▶ **Prompt**
Write out all the entries word for word, but skip any images.

───── Data for the task

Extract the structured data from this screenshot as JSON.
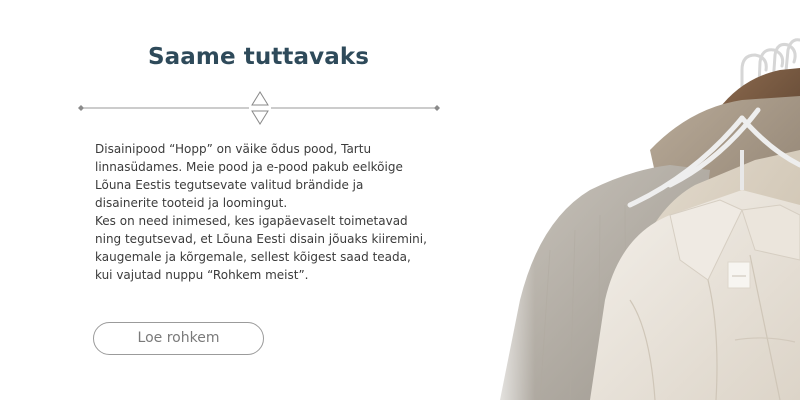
{
  "about": {
    "heading": "Saame tuttavaks",
    "paragraph_1": "Disainipood “Hopp” on väike õdus pood, Tartu\nlinnasüdames. Meie pood ja e-pood pakub  eelkõige\nLõuna Eestis tegutsevate valitud brändide ja\ndisainerite tooteid ja loomingut.",
    "paragraph_2": "Kes on need inimesed, kes igapäevaselt toimetavad\nning tegutsevad, et Lõuna Eesti disain jõuaks kiiremini,\nkaugemale ja kõrgemale, sellest kõigest saad teada,\nkui vajutad nuppu “Rohkem meist”.",
    "button_label": "Loe rohkem"
  },
  "colors": {
    "heading": "#2e4a5a",
    "body_text": "#3b3b3b",
    "divider": "#9a9a9a",
    "button_border": "#9b9b9b",
    "button_text": "#7a7a7a"
  },
  "icons": {
    "divider_ornament": "triangle-up-down-icon",
    "divider_end": "diamond-icon"
  },
  "image": {
    "subject": "clothes-on-hangers-photo"
  }
}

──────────

▶ **Exercise result**
Extract the structured data from this screenshot as JSON.
{
  "about": {
    "heading": "Saame tuttavaks",
    "paragraph_1": "Disainipood “Hopp” on väike õdus pood, Tartu\nlinnasüdames. Meie pood ja e-pood pakub  eelkõige\nLõuna Eestis tegutsevate valitud brändide ja\ndisainerite tooteid ja loomingut.",
    "paragraph_2": "Kes on need inimesed, kes igapäevaselt toimetavad\nning tegutsevad, et Lõuna Eesti disain jõuaks kiiremini,\nkaugemale ja kõrgemale, sellest kõigest saad teada,\nkui vajutad nuppu “Rohkem meist”.",
    "button_label": "Loe rohkem"
  },
  "colors": {
    "heading": "#2e4a5a",
    "body_text": "#3b3b3b",
    "divider": "#9a9a9a",
    "button_border": "#9b9b9b",
    "button_text": "#7a7a7a"
  },
  "icons": {
    "divider_ornament": "triangle-up-down-icon",
    "divider_end": "diamond-icon"
  },
  "image": {
    "subject": "clothes-on-hangers-photo"
  }
}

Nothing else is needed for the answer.